We investigate the circumstellar dust shell of the water fountain source IRAS 16342-3814. We performed two-dimensional radiative transfer modeling of the dust shell, taking into account previously observed spectral energy distributions (SEDs) and our new J-band imaging and H- and KS-band imaging polarimetry obtained using the VLT/NACO instrument. Previous observations expect an optically thick torus in the equatorial plane because of a striking bipolar appearance and a large viewing angle of 30-40°. However, models with such a torus as well as a bipolar lobe and an AGB shell cannot fit the SED and the images simultaneously. We find that an additional optically and geometrically thick disk located inside a massive torus solves this problem. The masses of the disk and the torus are estimated to be 0.01M☉ at the amax=100µm dust and 1M☉ at amax=10µm dust, respectively. We discuss a possible formation scenario for the disk and torus based on a similar mechanism to the equatorial back flow. IRAS 16342-3814 is expected to undergo mass loss at a high rate. The radiation from the central star is shielded by the dust that was ejected in the subsequent mass loss event. As a result, the radiation pressure on dust particles cannot govern the motion of the particles anymore. The mass loss flow can be concentrated in the equatorial plane by help of an interaction, which might be the gravitational attraction by the companion, if it exists in IRAS 16342-3814. A fraction of the ejecta is captured in a circum-companion or circum-binary disk and the remains are escaping from the central star(s) and form the massive torus.
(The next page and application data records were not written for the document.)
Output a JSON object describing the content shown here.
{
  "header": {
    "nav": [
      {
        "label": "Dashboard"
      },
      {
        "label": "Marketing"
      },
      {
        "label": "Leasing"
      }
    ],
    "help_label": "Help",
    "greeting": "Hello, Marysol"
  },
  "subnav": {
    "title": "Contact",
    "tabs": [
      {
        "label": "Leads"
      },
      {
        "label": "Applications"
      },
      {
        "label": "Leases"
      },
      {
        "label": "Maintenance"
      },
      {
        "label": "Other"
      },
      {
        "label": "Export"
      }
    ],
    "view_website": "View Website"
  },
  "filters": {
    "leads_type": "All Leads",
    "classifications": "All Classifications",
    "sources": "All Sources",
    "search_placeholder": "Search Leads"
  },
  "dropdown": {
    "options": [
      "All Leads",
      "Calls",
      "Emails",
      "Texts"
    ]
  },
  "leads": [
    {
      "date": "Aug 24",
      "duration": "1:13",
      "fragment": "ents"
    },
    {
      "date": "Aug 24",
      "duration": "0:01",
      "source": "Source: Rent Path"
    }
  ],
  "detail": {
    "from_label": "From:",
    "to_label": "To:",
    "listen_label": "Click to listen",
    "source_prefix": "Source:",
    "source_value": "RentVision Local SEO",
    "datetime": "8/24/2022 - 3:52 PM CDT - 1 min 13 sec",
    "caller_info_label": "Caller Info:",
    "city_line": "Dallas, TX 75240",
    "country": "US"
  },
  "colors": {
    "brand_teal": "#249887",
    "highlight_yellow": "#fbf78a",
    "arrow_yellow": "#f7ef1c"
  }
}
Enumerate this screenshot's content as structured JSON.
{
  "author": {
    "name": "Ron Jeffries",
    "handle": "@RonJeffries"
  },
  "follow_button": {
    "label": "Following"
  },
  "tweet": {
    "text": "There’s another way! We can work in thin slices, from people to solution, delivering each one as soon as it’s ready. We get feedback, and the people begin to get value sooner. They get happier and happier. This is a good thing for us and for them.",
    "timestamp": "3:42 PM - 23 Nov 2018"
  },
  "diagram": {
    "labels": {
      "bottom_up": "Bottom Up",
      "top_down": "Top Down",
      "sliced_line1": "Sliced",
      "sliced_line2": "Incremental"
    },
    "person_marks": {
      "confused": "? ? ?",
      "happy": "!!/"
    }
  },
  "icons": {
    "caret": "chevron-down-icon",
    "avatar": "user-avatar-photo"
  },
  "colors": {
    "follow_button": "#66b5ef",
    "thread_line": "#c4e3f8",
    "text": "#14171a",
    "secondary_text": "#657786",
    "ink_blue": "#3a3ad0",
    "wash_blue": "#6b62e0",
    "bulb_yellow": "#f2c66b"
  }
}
stars: AGB and post-AGB - circumstellar matter - radiative transfer - stars: individual: IRAS 16342-3814